[Opening Source information section]

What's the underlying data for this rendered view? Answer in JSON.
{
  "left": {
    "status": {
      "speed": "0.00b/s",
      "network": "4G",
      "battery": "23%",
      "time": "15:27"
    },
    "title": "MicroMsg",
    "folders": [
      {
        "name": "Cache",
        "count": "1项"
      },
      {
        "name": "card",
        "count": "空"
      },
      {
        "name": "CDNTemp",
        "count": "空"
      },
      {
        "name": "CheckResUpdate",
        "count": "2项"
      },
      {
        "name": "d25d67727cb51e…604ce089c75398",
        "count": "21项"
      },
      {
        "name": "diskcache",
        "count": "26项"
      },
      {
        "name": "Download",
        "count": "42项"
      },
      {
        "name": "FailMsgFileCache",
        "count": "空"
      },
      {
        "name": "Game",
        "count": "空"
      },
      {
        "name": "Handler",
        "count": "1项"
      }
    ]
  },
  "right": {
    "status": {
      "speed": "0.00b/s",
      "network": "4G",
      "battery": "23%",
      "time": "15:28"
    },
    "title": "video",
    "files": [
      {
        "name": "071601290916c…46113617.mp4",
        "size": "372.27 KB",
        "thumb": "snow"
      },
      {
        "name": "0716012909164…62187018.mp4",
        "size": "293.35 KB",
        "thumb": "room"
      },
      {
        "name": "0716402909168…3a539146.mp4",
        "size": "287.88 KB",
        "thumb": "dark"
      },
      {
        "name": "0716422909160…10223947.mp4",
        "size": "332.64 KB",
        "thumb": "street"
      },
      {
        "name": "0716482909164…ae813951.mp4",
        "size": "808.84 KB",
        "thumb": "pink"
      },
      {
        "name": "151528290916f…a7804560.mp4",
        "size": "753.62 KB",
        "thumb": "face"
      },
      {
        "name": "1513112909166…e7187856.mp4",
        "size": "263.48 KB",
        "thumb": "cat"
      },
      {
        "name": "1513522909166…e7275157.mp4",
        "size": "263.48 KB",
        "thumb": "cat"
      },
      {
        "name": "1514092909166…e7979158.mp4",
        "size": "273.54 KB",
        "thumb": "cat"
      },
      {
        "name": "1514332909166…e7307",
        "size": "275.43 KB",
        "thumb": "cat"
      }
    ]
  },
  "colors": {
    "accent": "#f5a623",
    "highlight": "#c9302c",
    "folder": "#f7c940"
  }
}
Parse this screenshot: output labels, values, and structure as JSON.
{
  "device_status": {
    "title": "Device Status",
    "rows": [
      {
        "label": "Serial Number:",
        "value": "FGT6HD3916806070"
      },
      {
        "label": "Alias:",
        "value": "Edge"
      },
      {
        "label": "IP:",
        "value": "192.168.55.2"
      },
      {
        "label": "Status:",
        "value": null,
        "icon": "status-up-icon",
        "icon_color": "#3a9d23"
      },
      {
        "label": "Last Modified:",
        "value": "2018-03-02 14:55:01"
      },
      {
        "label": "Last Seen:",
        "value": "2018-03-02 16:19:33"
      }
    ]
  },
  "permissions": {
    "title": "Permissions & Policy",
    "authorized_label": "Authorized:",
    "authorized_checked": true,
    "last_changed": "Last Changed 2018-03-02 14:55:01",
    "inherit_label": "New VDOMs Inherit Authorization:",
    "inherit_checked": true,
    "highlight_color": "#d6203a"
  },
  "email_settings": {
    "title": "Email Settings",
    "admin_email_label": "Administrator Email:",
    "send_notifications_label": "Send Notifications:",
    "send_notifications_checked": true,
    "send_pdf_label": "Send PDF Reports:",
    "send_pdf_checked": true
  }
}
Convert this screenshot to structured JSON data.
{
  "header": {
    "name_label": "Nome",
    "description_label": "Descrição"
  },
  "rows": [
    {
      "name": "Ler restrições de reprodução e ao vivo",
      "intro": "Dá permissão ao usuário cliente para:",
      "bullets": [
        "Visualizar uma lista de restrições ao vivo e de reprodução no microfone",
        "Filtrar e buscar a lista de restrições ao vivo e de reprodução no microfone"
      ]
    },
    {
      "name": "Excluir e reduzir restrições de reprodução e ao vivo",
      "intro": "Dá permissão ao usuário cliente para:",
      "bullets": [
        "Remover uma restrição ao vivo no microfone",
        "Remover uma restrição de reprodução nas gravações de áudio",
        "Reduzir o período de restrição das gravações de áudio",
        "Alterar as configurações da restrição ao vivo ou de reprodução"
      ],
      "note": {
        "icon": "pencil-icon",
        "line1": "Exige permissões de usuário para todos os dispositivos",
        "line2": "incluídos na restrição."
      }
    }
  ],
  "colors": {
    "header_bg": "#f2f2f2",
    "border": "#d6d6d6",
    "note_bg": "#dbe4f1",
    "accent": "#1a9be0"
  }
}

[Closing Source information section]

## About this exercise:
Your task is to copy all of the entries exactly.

## Reply to the exercise:
What's the underlying data for this rendered view? Answer in JSON.
{
  "left": {
    "status": {
      "speed": "0.00b/s",
      "network": "4G",
      "battery": "23%",
      "time": "15:27"
    },
    "title": "MicroMsg",
    "folders": [
      {
        "name": "Cache",
        "count": "1项"
      },
      {
        "name": "card",
        "count": "空"
      },
      {
        "name": "CDNTemp",
        "count": "空"
      },
      {
        "name": "CheckResUpdate",
        "count": "2项"
      },
      {
        "name": "d25d67727cb51e…604ce089c75398",
        "count": "21项"
      },
      {
        "name": "diskcache",
        "count": "26项"
      },
      {
        "name": "Download",
        "count": "42项"
      },
      {
        "name": "FailMsgFileCache",
        "count": "空"
      },
      {
        "name": "Game",
        "count": "空"
      },
      {
        "name": "Handler",
        "count": "1项"
      }
    ]
  },
  "right": {
    "status": {
      "speed": "0.00b/s",
      "network": "4G",
      "battery": "23%",
      "time": "15:28"
    },
    "title": "video",
    "files": [
      {
        "name": "071601290916c…46113617.mp4",
        "size": "372.27 KB",
        "thumb": "snow"
      },
      {
        "name": "0716012909164…62187018.mp4",
        "size": "293.35 KB",
        "thumb": "room"
      },
      {
        "name": "0716402909168…3a539146.mp4",
        "size": "287.88 KB",
        "thumb": "dark"
      },
      {
        "name": "0716422909160…10223947.mp4",
        "size": "332.64 KB",
        "thumb": "street"
      },
      {
        "name": "0716482909164…ae813951.mp4",
        "size": "808.84 KB",
        "thumb": "pink"
      },
      {
        "name": "151528290916f…a7804560.mp4",
        "size": "753.62 KB",
        "thumb": "face"
      },
      {
        "name": "1513112909166…e7187856.mp4",
        "size": "263.48 KB",
        "thumb": "cat"
      },
      {
        "name": "1513522909166…e7275157.mp4",
        "size": "263.48 KB",
        "thumb": "cat"
      },
      {
        "name": "1514092909166…e7979158.mp4",
        "size": "273.54 KB",
        "thumb": "cat"
      },
      {
        "name": "1514332909166…e7307",
        "size": "275.43 KB",
        "thumb": "cat"
      }
    ]
  },
  "colors": {
    "accent": "#f5a623",
    "highlight": "#c9302c",
    "folder": "#f7c940"
  }
}
Parse this screenshot: output labels, values, and structure as JSON.
{
  "device_status": {
    "title": "Device Status",
    "rows": [
      {
        "label": "Serial Number:",
        "value": "FGT6HD3916806070"
      },
      {
        "label": "Alias:",
        "value": "Edge"
      },
      {
        "label": "IP:",
        "value": "192.168.55.2"
      },
      {
        "label": "Status:",
        "value": null,
        "icon": "status-up-icon",
        "icon_color": "#3a9d23"
      },
      {
        "label": "Last Modified:",
        "value": "2018-03-02 14:55:01"
      },
      {
        "label": "Last Seen:",
        "value": "2018-03-02 16:19:33"
      }
    ]
  },
  "permissions": {
    "title": "Permissions & Policy",
    "authorized_label": "Authorized:",
    "authorized_checked": true,
    "last_changed": "Last Changed 2018-03-02 14:55:01",
    "inherit_label": "New VDOMs Inherit Authorization:",
    "inherit_checked": true,
    "highlight_color": "#d6203a"
  },
  "email_settings": {
    "title": "Email Settings",
    "admin_email_label": "Administrator Email:",
    "send_notifications_label": "Send Notifications:",
    "send_notifications_checked": true,
    "send_pdf_label": "Send PDF Reports:",
    "send_pdf_checked": true
  }
}
Convert this screenshot to structured JSON data.
{
  "header": {
    "name_label": "Nome",
    "description_label": "Descrição"
  },
  "rows": [
    {
      "name": "Ler restrições de reprodução e ao vivo",
      "intro": "Dá permissão ao usuário cliente para:",
      "bullets": [
        "Visualizar uma lista de restrições ao vivo e de reprodução no microfone",
        "Filtrar e buscar a lista de restrições ao vivo e de reprodução no microfone"
      ]
    },
    {
      "name": "Excluir e reduzir restrições de reprodução e ao vivo",
      "intro": "Dá permissão ao usuário cliente para:",
      "bullets": [
        "Remover uma restrição ao vivo no microfone",
        "Remover uma restrição de reprodução nas gravações de áudio",
        "Reduzir o período de restrição das gravações de áudio",
        "Alterar as configurações da restrição ao vivo ou de reprodução"
      ],
      "note": {
        "icon": "pencil-icon",
        "line1": "Exige permissões de usuário para todos os dispositivos",
        "line2": "incluídos na restrição."
      }
    }
  ],
  "colors": {
    "header_bg": "#f2f2f2",
    "border": "#d6d6d6",
    "note_bg": "#dbe4f1",
    "accent": "#1a9be0"
  }
}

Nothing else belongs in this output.